Financial figures published yesterday by Infratil put the value of Prestwick and Kent Manston airports at £33 million, down from £44m a year ago. Both airports were put on the market in March after Infratil chief executive Marco Bogoievski said they were not performing.

A buyer has yet to be identified for the Ayrshire airport, although Infratil yesterday announced the appointment of accountancy firm PwC to advise on the sale, which is expected to take place within the next 12 months.
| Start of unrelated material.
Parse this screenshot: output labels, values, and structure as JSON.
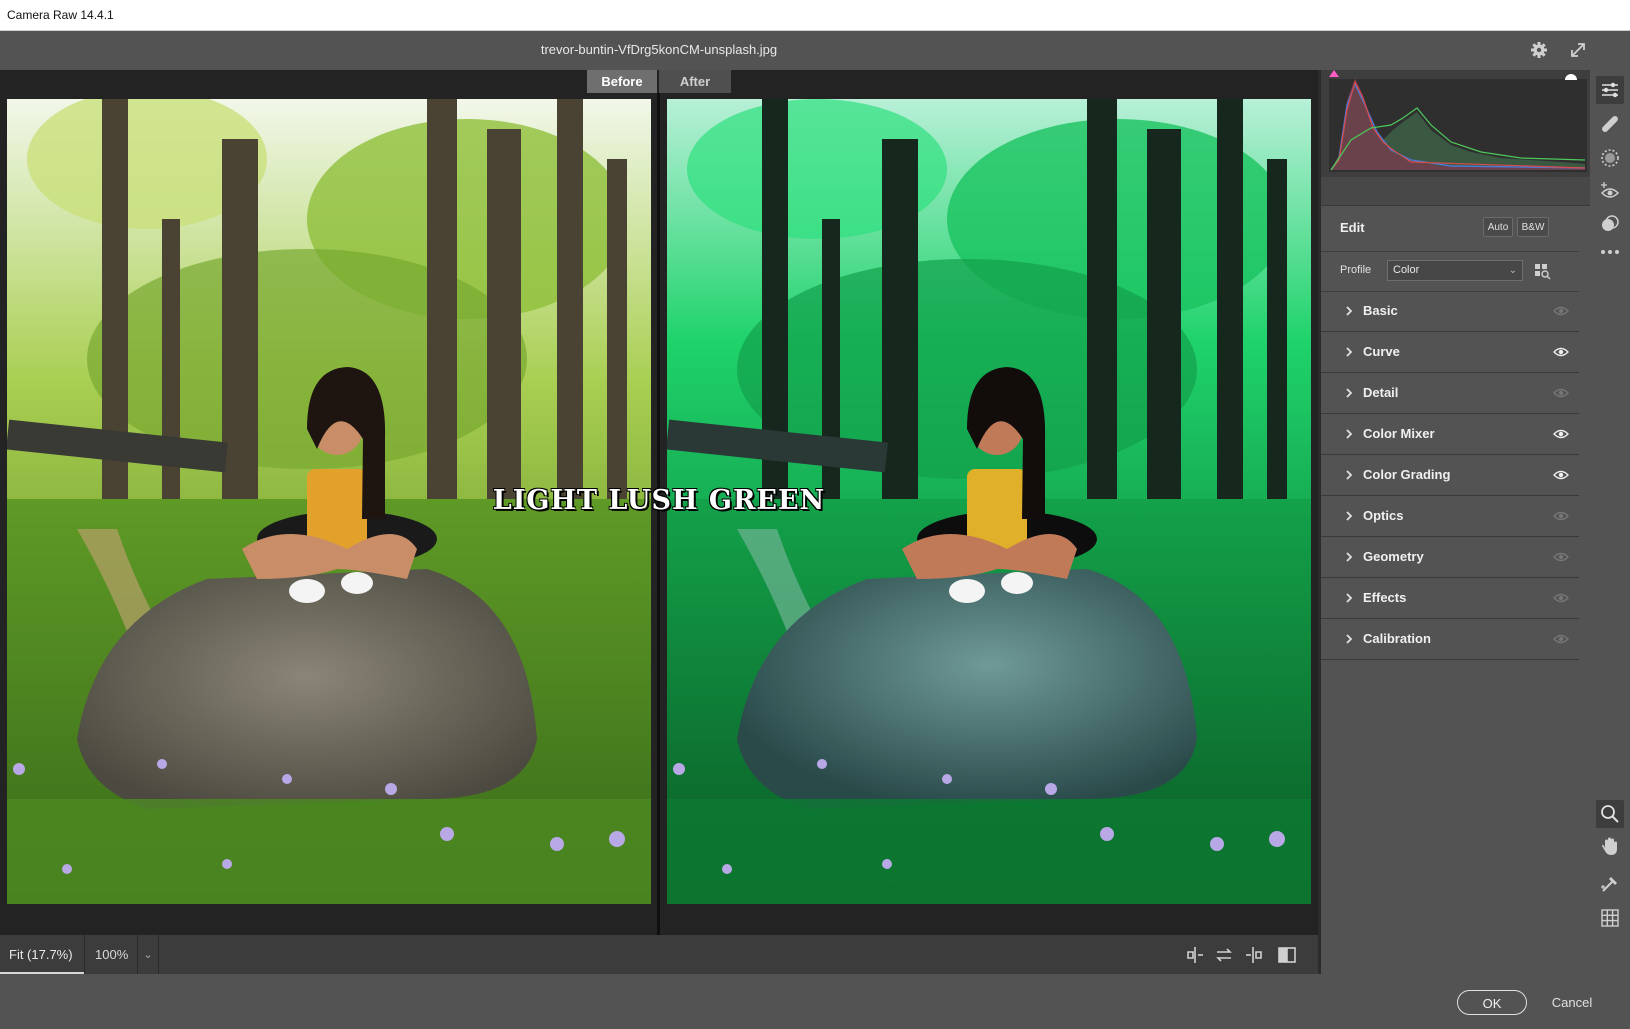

Passenger numbers have slumped to their lowest level in a decade at Prestwick following a decision by Ryanair to focus growth at Edinburgh airport.
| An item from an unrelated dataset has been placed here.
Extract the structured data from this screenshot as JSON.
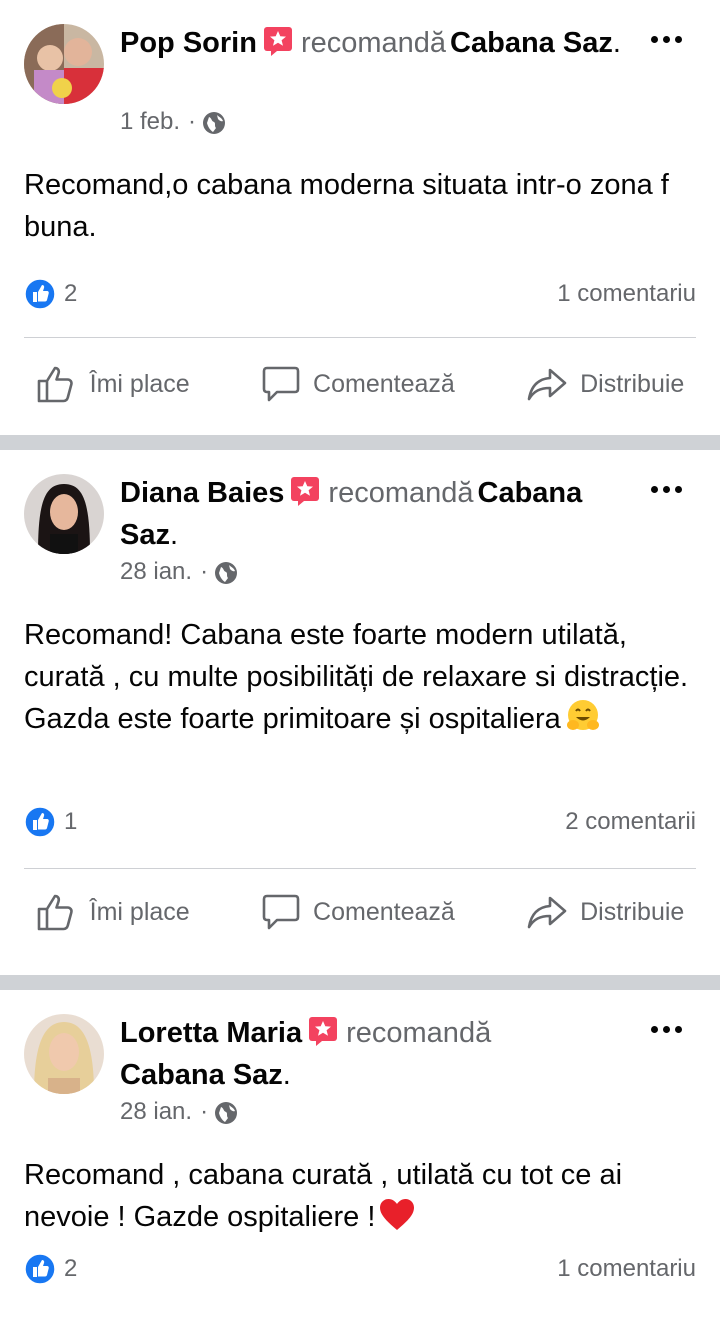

Figures published earlier this month show 1.2 million people took flights in the 12 months to April 2012, around half the number recorded in 2007 following a rapid expansion of the low-cost aviation sector.

The financial statement published yesterday by Infratil said: "The key assumptions in these valuations include future passenger and freight volumes, commercial revenue yields, the ongoing operating and maintenance costs for each airport and the appropriate discount and capitalisation rates.

"The directors' valuation at 31 March, 2012, fair valued the airports at $64.7m (£32.7m) (2011: $92.7m."

Experts have contrasted the sale of Prestwick to that of Edinburgh, which attracted a number of interested parties after BAA put it on the market, and was eventually sold last month for £807m to Global Infrastructure Partners, which also owns Gatwick.

However, Cara Haffey, corporate finance director at PwC in Scotland and part of the Infratil advisory team, said Prestwick was a "critical asset".

She said: "Prestwick is a critical asset which offers potential investors the opportunity to invest and develop, attracting more airlines and routes, benefiting not only the region but the rest of the country."

Avaiation analysts have questioned whether Prestwick would be able to recover from the decline that began late in 2008. It has long been reliant almost entirely on services offered by Ryanair and has recently seen more competition.